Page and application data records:
—————

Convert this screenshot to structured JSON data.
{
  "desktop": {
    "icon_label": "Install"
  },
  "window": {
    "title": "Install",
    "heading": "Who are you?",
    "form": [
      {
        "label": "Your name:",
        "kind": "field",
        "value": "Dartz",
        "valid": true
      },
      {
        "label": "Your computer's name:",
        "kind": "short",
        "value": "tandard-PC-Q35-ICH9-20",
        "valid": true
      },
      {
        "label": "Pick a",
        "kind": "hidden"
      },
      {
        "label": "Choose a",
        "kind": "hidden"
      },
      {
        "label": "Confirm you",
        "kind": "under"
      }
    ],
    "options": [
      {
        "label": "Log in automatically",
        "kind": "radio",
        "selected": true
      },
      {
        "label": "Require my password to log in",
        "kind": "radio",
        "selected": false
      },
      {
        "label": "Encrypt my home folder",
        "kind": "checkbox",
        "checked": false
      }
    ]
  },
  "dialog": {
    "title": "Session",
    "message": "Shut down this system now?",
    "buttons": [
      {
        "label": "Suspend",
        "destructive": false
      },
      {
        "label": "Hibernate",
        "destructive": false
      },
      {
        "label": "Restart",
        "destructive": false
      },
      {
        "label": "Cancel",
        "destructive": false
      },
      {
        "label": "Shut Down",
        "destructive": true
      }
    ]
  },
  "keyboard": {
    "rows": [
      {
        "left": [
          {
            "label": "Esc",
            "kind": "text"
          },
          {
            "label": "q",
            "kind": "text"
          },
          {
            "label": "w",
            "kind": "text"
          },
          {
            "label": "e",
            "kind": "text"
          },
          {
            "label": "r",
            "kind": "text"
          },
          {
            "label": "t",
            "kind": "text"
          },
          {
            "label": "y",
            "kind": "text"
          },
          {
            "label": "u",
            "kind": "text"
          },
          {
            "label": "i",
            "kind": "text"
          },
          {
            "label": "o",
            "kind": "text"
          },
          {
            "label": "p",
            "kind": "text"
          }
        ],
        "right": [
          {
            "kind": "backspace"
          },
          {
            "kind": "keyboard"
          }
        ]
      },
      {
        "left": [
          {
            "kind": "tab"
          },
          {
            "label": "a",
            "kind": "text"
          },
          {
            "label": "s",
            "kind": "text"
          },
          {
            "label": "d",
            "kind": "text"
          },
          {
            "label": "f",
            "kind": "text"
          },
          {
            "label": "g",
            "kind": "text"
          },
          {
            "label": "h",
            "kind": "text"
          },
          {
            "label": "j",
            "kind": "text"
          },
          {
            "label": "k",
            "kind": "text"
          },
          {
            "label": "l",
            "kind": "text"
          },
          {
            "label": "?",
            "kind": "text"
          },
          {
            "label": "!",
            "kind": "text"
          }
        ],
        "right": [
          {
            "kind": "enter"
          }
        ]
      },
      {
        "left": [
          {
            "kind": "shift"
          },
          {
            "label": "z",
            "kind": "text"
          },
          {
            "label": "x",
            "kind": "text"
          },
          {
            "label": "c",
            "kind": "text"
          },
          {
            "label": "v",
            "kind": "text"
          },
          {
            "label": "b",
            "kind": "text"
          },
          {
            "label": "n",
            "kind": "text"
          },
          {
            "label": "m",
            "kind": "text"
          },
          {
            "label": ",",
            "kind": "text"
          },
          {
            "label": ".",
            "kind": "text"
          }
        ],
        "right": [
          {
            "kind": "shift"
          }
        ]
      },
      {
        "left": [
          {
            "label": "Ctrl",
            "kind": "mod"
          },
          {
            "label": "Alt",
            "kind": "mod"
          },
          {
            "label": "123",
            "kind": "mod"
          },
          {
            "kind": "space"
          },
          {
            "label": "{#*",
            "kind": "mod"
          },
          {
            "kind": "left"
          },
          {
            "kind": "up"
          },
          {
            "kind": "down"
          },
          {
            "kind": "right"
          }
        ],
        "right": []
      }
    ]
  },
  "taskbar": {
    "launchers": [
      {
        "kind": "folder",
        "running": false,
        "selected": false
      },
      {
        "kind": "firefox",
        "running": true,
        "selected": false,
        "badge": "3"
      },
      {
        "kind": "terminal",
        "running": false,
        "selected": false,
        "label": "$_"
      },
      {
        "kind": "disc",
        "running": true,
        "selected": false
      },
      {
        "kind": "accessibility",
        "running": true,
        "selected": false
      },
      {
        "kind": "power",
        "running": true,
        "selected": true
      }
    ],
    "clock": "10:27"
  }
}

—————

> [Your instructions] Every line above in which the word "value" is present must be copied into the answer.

> [Response for this exercise]
        "value": "Dartz",
        "value": "tandard-PC-Q35-ICH9-20",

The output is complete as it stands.